Your objective is to identify the fastest way to raise the capital needed. This may lead you to take up the offer or look for other alternatives to raise the money.
2. Lack of clear constraints
When you hear words like "budget constraints", you normally think that nothing much can be done about it. The focus is usually on the boundary of the constraint and not what can be done within it.
A good decision-maker embraces constraints and works within them to create the right outcome. Of course, too many obstacles make it difficult to arrive at a solution. So it is important to identify only the key constraints in the decision process.
3. Lack of clear perspectives
The lack of fresh perspectives is one of the key hurdles that hampers decision-making. It is more difficult for a person to look at the situation from another angle if he has a vested interest in a decision.
He may prefer one or two options over the others, regardless of merit. His rationale is formed by his experiences, expertise or assumptions, which may not be appropriate for the situation at hand. The inability to reframe his thoughts will lead him back to his problem.
A good decision-maker must be able to shift his focus, look at his constraints and assumptions objectively and understand the limits of his thinking.
4. Difficulty with emotions
Almost all decision-making models view emotions as a hindrance to good decisions. Yet many successful businessmen, fund managers and traders make decisions based on their gut instinct. This is not without merit.
Your intuition has been honed by years of decision-making success. The higher your rate of success, the easier the decision will be. And the outcome is not half as bad. Instead of ignoring the key element of our humanity, we should learn to use it to greater effect.
5. Difficulty in selecting the right option
Experienced decision-makers face difficulties in selecting the right option because of the possibility of a bad outcome.
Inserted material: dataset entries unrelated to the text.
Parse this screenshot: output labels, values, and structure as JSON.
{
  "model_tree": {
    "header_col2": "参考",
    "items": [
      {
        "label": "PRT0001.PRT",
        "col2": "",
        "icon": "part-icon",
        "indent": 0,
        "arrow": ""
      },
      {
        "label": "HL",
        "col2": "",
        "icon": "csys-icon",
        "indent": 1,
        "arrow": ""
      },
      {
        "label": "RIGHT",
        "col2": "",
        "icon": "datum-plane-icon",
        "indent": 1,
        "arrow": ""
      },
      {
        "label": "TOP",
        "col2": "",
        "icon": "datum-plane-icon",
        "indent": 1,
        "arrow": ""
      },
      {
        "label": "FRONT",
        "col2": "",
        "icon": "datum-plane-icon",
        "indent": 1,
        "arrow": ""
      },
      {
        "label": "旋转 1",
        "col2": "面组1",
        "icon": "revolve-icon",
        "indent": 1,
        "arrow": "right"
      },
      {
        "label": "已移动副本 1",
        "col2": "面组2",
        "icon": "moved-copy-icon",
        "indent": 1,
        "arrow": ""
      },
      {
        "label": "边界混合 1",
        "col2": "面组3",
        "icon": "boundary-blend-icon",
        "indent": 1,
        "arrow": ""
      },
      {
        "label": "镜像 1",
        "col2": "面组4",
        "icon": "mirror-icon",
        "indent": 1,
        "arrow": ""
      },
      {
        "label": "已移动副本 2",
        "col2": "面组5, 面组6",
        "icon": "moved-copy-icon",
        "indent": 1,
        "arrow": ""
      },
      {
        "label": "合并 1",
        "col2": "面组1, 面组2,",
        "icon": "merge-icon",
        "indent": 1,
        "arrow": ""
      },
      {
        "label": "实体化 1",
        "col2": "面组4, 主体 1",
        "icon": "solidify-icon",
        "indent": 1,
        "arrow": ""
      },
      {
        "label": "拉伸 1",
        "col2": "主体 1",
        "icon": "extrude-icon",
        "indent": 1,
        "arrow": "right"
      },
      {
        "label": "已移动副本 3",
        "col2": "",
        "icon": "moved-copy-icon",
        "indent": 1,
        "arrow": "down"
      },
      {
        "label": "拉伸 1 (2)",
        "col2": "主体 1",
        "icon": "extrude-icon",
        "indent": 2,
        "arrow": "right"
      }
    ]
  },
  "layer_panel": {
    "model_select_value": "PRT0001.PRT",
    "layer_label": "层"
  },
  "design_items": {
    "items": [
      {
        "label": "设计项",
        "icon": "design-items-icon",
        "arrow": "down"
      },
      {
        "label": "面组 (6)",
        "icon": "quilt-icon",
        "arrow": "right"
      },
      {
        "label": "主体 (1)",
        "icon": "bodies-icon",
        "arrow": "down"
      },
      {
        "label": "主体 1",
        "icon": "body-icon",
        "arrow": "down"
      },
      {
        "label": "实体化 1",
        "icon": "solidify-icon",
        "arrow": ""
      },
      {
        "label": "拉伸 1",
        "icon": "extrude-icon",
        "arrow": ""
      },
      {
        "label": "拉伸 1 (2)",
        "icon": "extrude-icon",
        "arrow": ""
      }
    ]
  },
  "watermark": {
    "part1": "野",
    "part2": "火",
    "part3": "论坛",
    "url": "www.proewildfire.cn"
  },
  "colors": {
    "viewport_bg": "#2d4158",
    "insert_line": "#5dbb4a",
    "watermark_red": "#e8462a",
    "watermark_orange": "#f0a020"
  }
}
This fear paralyses the decision-maker as the outcome is being delayed waiting for the "right time" or "more information".
How much more certain will you be if you wait for the appropriate timing and right amount of information? Sometimes, the longer you wait, the greater the chance that circumstances have shifted out of your favour and the higher the chance of a bad outcome.
If a decision has to be made, make it fast. Choose the option that meets all your constraints, complements your decision objective and the amount of resources you have and holds the least or most manageable business risks.